TARGET PRACTICE ON WAR VETERAN
HMS WHIRLWIND, destroyer. BUILT 1943, SUNK 1974
SHE STARTED OFF as one of the 32 wartime emergency builds of C-class destroyers, ordered in 1942, and was known in the Hawthorn Leslie yard as R87. She was one of only two to be named, writes Kendall McDonald.
She was called HMS Whirlwind shortly after her launch on the last day of August 1943. She weighed in at 1710 tons, 339ft long with a beam of 36ft, and was armed with four 4.7in and five 40mm guns and eight torpedo tubes.
She joined the Royal Navy’s Home Fleet in 1944, but was soon transferred to the Far East, where her activities became even more warlike.
During Operation Meridian, she was one of the escorts of the carriers that sent aircraft to attack the Japanese-held oil refineries in Indonesia.
Whirlwind took part in the bloody battles of the US army to capture Okinawa, then supported the re-occupation of Hong Kong before coming home at the end of the war.
Five years later, the Navy decided that it needed large numbers of frigates to cope with the Russian submarine threat. New frigates took time to build, and to fill the gap wartime destroyers were converted.
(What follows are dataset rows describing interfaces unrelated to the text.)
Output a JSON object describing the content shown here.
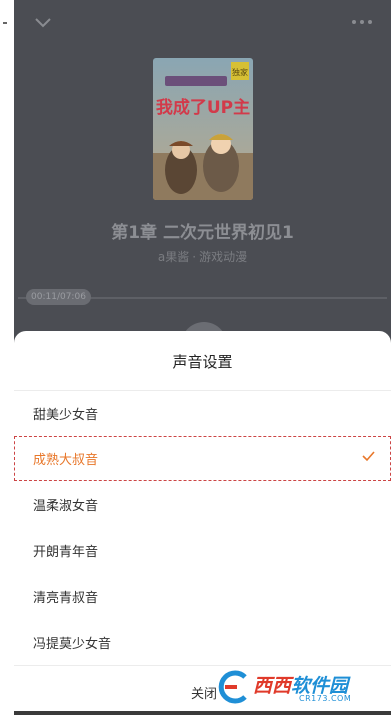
{
  "player": {
    "chapter_title": "第1章  二次元世界初见1",
    "author": "a果酱",
    "separator": "·",
    "category": "游戏动漫",
    "elapsed": "00:11",
    "duration": "07:06",
    "cover": {
      "title_text": "我成了UP主",
      "badge_text": "独家"
    }
  },
  "voice_settings": {
    "title": "声音设置",
    "options": [
      {
        "label": "甜美少女音",
        "selected": false
      },
      {
        "label": "成熟大叔音",
        "selected": true
      },
      {
        "label": "温柔淑女音",
        "selected": false
      },
      {
        "label": "开朗青年音",
        "selected": false
      },
      {
        "label": "清亮青叔音",
        "selected": false
      },
      {
        "label": "冯提莫少女音",
        "selected": false
      }
    ],
    "close_label": "关闭"
  },
  "watermark": {
    "name_part1": "西西",
    "name_part2": "软件园",
    "url": "CR173.COM"
  },
  "colors": {
    "accent": "#e8772a",
    "player_bg": "#4b4d53",
    "sheet_bg": "#ffffff"
  }
}
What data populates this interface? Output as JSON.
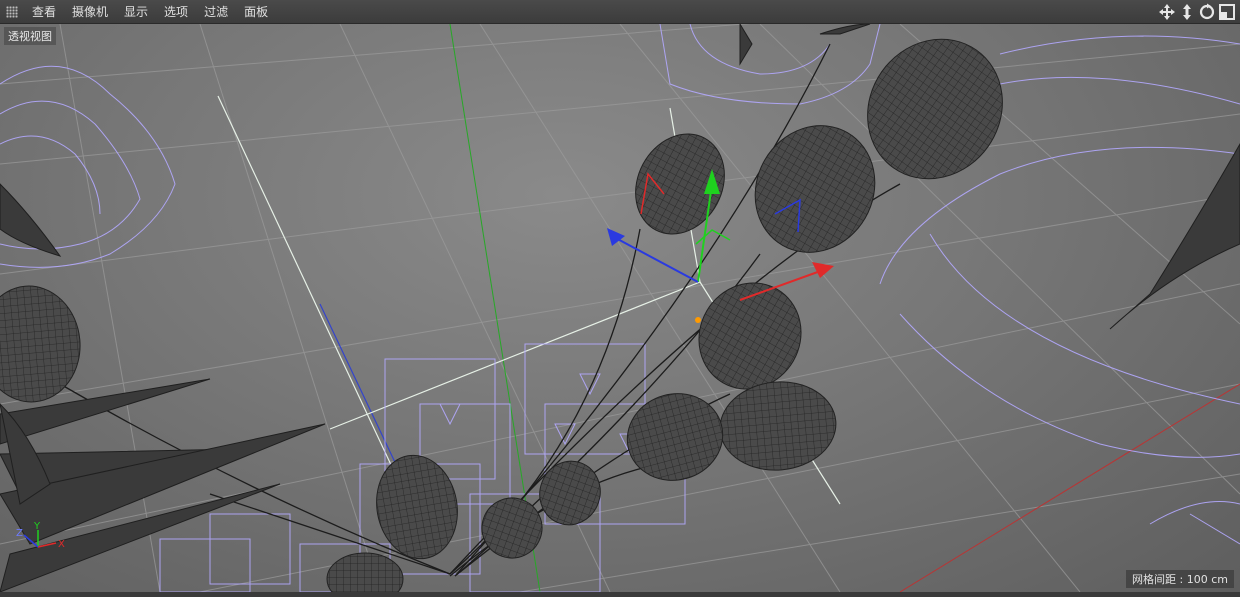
{
  "menubar": {
    "items": [
      "查看",
      "摄像机",
      "显示",
      "选项",
      "过滤",
      "面板"
    ],
    "nav_icons": [
      "move-view-icon",
      "dolly-view-icon",
      "rotate-view-icon",
      "toggle-layout-icon"
    ]
  },
  "viewport": {
    "label": "透视视图",
    "grid_spacing": "网格间距 : 100 cm",
    "axis_gizmo": {
      "x": "X",
      "y": "Y",
      "z": "Z"
    }
  },
  "colors": {
    "menubar": "#444444",
    "viewport_bg": "#7a7a7a",
    "wireframe": "#b0a8ff",
    "grid": "#9a9a9a",
    "axis_x": "#e02a2a",
    "axis_y": "#1fd11f",
    "axis_z": "#2a3ae0",
    "balloon": "#4a4a4a"
  }
}
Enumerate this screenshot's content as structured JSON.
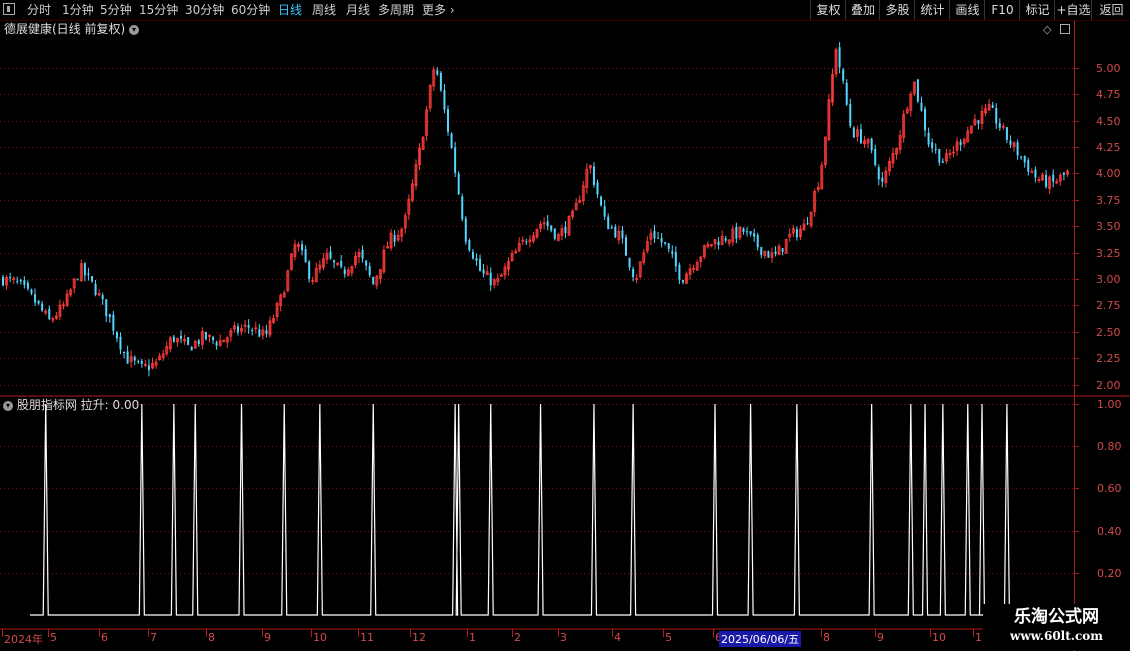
{
  "toolbar": {
    "periods": [
      "分时",
      "1分钟",
      "5分钟",
      "15分钟",
      "30分钟",
      "60分钟",
      "日线",
      "周线",
      "月线",
      "多周期",
      "更多"
    ],
    "active_period": "日线",
    "right_buttons": [
      "复权",
      "叠加",
      "多股",
      "统计",
      "画线",
      "F10",
      "标记",
      "+自选",
      "返回"
    ]
  },
  "main_panel": {
    "title": "德展健康(日线 前复权)",
    "y_ticks": [
      "5.00",
      "4.75",
      "4.50",
      "4.25",
      "4.00",
      "3.75",
      "3.50",
      "3.25",
      "3.00",
      "2.75",
      "2.50",
      "2.25",
      "2.00"
    ]
  },
  "indicator_panel": {
    "title": "股朋指标网",
    "value_label": "拉升: 0.00",
    "y_ticks": [
      "1.00",
      "0.80",
      "0.60",
      "0.40",
      "0.20"
    ]
  },
  "x_axis": {
    "labels": [
      "2024年",
      "5",
      "6",
      "7",
      "8",
      "9",
      "10",
      "11",
      "12",
      "1",
      "2",
      "3",
      "4",
      "5",
      "6",
      "8",
      "9",
      "10",
      "1"
    ],
    "cursor_date": "2025/06/06/五"
  },
  "watermark": {
    "line1": "乐淘公式网",
    "line2": "www.60lt.com"
  },
  "colors": {
    "up": "#ff3b3b",
    "down": "#54d7ff",
    "axis": "#b01c1c",
    "grid": "#7a1010",
    "line": "#ffffff",
    "active": "#3fc4ff"
  },
  "chart_data": {
    "type": "candlestick",
    "price_ylim": [
      2.0,
      5.0
    ],
    "price_keypoints": [
      3.0,
      2.95,
      2.8,
      2.6,
      2.75,
      3.1,
      2.9,
      2.6,
      2.25,
      2.15,
      2.2,
      2.45,
      2.35,
      2.45,
      2.4,
      2.5,
      2.55,
      2.45,
      2.8,
      3.35,
      3.0,
      3.2,
      3.05,
      3.25,
      2.95,
      3.35,
      3.5,
      4.2,
      5.05,
      4.3,
      3.4,
      3.05,
      2.95,
      3.2,
      3.4,
      3.55,
      3.4,
      3.6,
      4.1,
      3.55,
      3.4,
      3.0,
      3.45,
      3.3,
      3.0,
      3.2,
      3.35,
      3.4,
      3.45,
      3.3,
      3.2,
      3.4,
      3.5,
      4.0,
      5.2,
      4.4,
      4.3,
      3.9,
      4.3,
      4.9,
      4.3,
      4.1,
      4.3,
      4.5,
      4.6,
      4.35,
      4.15,
      3.95,
      3.9,
      4.0
    ],
    "indicator_ylim": [
      0,
      1.0
    ],
    "indicator_series": "拉升",
    "signal_bars": [
      12,
      39,
      48,
      54,
      67,
      79,
      89,
      104,
      127,
      128,
      137,
      151,
      166,
      177,
      200,
      210,
      223,
      244,
      255,
      259,
      264,
      271,
      275,
      282
    ],
    "signal_value": 1.0
  }
}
HMS Whirlwind was one of the first to be rebuilt, and in 1953 she was stripped down to her hull and engines. Her shape was altered by extending the forecastle aft, and a new superstructure was fitted with special lattice-work masts to add new radar and communications antennae to hunt for the Russian subs.
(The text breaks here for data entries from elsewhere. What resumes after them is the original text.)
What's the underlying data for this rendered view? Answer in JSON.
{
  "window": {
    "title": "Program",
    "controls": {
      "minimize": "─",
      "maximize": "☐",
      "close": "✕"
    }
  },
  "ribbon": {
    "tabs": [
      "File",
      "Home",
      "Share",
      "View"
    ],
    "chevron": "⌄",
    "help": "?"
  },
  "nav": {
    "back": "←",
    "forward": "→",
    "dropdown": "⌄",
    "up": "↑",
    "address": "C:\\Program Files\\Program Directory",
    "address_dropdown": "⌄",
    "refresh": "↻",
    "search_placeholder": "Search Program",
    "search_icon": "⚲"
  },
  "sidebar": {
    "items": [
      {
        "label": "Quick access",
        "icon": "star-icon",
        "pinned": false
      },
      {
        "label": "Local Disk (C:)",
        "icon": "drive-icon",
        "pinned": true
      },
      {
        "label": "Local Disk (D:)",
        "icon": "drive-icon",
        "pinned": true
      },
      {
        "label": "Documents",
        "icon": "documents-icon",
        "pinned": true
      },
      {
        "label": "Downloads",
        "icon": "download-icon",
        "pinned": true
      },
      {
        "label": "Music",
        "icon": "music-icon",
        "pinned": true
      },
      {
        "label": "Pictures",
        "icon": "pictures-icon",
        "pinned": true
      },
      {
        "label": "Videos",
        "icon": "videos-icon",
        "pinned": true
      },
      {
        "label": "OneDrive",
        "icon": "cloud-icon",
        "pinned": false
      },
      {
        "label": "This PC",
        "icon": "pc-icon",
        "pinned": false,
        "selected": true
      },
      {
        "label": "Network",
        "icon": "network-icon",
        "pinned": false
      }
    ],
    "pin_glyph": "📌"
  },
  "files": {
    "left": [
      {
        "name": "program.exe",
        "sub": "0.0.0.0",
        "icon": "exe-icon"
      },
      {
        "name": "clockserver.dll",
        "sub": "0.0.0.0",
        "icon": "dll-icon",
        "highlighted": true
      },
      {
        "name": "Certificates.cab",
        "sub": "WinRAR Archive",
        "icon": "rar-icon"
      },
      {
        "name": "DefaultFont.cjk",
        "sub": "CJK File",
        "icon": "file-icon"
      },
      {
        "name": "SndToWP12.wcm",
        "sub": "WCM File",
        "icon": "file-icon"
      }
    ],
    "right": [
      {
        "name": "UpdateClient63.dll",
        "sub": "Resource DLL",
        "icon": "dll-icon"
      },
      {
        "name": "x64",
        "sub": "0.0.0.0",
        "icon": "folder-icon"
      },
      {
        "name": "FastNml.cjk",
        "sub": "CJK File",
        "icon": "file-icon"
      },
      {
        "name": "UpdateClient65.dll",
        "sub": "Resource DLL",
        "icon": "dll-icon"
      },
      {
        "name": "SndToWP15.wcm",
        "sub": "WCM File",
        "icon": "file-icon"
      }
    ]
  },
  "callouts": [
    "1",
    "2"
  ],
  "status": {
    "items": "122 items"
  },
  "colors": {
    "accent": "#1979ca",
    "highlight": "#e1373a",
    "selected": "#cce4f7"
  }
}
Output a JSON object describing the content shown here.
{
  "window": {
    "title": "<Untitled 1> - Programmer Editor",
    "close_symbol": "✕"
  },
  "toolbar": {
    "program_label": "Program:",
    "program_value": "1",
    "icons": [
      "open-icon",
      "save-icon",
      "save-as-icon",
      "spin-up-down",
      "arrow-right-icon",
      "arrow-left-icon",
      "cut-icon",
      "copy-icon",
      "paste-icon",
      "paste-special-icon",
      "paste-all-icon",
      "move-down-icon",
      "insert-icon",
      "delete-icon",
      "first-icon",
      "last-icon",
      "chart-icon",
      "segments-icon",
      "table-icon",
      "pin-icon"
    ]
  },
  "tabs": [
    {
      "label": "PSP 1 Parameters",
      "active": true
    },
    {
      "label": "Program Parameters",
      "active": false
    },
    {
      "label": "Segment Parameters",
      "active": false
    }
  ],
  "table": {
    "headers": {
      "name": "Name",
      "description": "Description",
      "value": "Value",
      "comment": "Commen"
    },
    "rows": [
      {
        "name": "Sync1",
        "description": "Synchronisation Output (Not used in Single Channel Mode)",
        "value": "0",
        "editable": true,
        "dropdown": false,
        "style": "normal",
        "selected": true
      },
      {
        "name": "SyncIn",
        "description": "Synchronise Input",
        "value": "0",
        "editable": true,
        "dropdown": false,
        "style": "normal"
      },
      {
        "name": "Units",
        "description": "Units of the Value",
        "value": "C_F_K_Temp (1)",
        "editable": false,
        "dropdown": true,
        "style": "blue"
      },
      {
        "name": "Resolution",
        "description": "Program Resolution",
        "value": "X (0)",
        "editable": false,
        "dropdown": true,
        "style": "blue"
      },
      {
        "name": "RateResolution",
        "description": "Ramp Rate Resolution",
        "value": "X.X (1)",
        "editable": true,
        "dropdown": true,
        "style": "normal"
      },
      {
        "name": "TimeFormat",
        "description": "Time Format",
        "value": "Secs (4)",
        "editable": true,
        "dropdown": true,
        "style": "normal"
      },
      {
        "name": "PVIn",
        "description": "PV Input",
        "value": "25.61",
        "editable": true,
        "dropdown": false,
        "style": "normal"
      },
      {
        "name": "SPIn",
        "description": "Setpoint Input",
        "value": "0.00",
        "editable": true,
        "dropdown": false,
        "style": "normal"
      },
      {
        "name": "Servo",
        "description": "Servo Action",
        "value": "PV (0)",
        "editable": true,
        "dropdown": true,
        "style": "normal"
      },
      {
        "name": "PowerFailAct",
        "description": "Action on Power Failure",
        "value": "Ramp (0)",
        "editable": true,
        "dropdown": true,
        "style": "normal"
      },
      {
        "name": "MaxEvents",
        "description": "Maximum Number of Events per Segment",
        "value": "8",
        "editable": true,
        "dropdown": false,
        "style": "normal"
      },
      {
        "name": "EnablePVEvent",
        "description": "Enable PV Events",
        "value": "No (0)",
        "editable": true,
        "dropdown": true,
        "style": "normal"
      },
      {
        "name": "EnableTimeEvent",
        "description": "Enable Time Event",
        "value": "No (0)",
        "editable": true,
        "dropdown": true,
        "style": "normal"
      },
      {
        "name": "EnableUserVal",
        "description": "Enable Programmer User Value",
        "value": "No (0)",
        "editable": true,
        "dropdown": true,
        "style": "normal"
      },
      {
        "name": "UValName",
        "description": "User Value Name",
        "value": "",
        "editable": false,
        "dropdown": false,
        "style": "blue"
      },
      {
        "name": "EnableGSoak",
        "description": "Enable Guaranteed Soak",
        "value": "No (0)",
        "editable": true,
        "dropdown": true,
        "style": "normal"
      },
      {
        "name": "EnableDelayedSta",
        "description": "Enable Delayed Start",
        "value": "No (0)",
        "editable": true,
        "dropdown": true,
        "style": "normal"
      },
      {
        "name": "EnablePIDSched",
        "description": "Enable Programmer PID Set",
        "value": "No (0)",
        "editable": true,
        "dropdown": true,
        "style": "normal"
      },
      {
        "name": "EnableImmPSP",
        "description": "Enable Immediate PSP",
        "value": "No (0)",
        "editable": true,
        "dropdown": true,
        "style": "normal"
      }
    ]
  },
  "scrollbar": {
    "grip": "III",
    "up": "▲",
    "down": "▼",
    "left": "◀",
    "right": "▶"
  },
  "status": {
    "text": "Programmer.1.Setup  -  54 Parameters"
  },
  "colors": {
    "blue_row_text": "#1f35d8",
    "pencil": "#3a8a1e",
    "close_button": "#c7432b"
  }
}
Now a Type 15 anti-submarine frigate, she was numbered F187. Her tonnage was increased to 2300 tons by the changes.
Now forward of the bridge was a twin 40mm Bofors AA-gun turret, and aft was a twin 4in-gun turret. At the stern on each side were two Squid anti-submarine mortars.
By 1974 Whirlwind was obsolete, and the threat from Russian submarines had faded, so the Navy made her a target for more modern craft. Target markers were fitted to bow and stern, and on 29 October, 1974 she was anchored in Cardigan Bay firing range.
On that day she was shot full of holes by ships firing shells without explosive warheads. The next morning, Whirlwind had sunk from sight.
GETTING THERE: Follow the M4 and A40 to Fishguard and on to Goodwick (where the ferry terminal is). Celtic Diving is next to the Ocean Lab and the tourist information centre on the waterfront.
HOW TO FIND IT: GPS co-ordinates are 52 16.791N, 004 40.527W (degrees, minutes and decimals). The wreck lies with bow to the north-west on a generally flat seabed, so shows up well on an echo-sounder.
TIDES: Slack water is essential, and occurs 4 hours and 30 minutes after high- or low-water Milford Haven.
DIVING & AIR: Celtic Diving, 01348 871938. The closest nitrox source is at Old Mill Diving Services near Milford Haven, 01646 690190.
ACCOMMODATION: Bunk rooms at Celtic Diving for up to 20 divers.
QUALIFICATIONS: On a high-water slack, just into the qualification requirements of BSAC Dive Leader or PADI Advanced Open Water with Deep speciality. It’s just within a BSAC Sports Diver’s 35m limit on low water. A good depth for taking advantage of nitrox.
LAUNCHING: The public slip is located by Celtic Diving, just along the waterfront from the entrance to the ferry terminal in Goodwick. It dries for a couple of hours either side of low tide. It is also possible to launch from Cardigan, but access from the river to the sea is limited to high water by a sandbar.
FURTHER INFORMATION: Admiralty Chart 1973, Cardigan Bay – Southern Part. Ordnance Survey Map 157, St David’s & Haverfordwest Area. Shipwreck Index of the British Isles Vol 5, West Coast and Wales, by Richard & Bridget Larn. Fishguard tourist information, 01348 872037.
PROS: An inspiring wreck and a unique opportunity to dive a Cold War frigate.
CONS: Just past the maximum depth for many divers. If you want to use nitrox, you will need to bring it with you.
Thanks to Mark Dean, Bob Lymer, Dave Wakeham and Jim Hopkinson.
Appeared in DIVER August 2010
My first ship 1961.
Twin four inch guns made byMarshalls of Gainsborough. Radar was Air 277, Surface 293 and Navigation 974
When i was Paint ship painted Pennant numbers F187